Stick handling is one of the most important fundamental skills in hockey. You need good stick handling skills to play heads up hockey, to take and maintain possession of the puck, to win face-offs, to receive and make passes and to shoot the puck.
All the great puck carriers, great passers and great shooters can stick handle, position and shoot or pass the puck with their head up; this requires a lot of focused repetitive training. Because stick handling is such an integral part of hockey, stick handling should be one of the first things that a player learns and practices.
Hockey players can practice stick handling both on and off the ice. The important thing, especially for young players, is simply to have a stick in their hands and play with a puck. Street hockey games are a great way to develop stick handling skills but a player should also practice stick handling alone to focus on his technique and to learn new skills.

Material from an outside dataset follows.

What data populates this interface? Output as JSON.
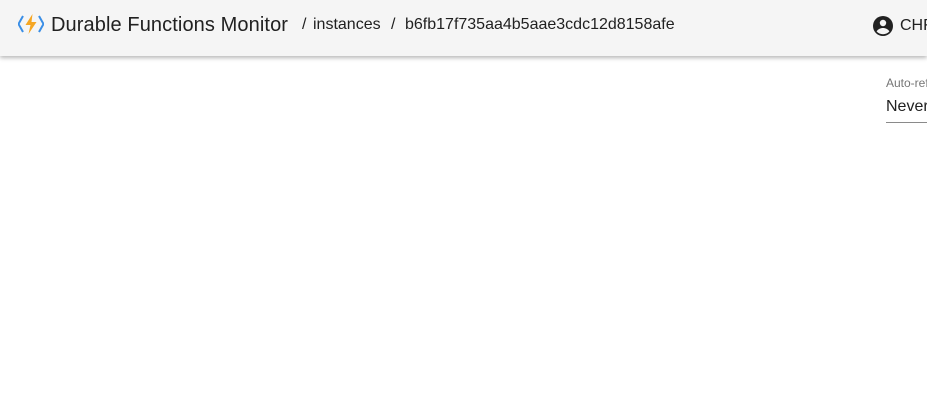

Stick handling can be practiced off the ice in your basement, garage or in your driveway. You can use a ball (tennis, golf or roller hockey) but a puck provides a better simulation. The more the puck and stick slide on the surface, the better it is for stick handling.
Learning stick handling
First, stick handle with your eyes fixed on the puck. Move the puck within a 12 to 18 inch span using a back and forth soft sweeping motion. Develop a comfortable rhythm, do not over handle the puck There should be very little impact and almost no sound.
Practice side-to-side dribble, forward-to-backward dribble and diagonal dribbling. Master stick handling in a stationary position and then practice stick handling while moving forward, sideways and backwards.
Improving Stick Handling
Gradually take your eyes off the puck and fix them on your target or simply stick handle with your eyes closed. Master stick handling in a stationary position and then practice stick handling while moving forward, sideways and backwards. Develop a feel for the position of the dribbled puck. Stick handle the puck close to your feet and with full arm extension. Practice all the stick handling drills taught by your coach on the ice such as the forehand shift, the backhand shift and puck protection.
Set up cones (use 2 liter pop plastic bottles half filled with water) and stick handle through them. Try not to look at the puck and keep count of the number of times you can stick handle through the cones without losing control of the puck. As you make the move around the cones, practice the fake motion for deking players.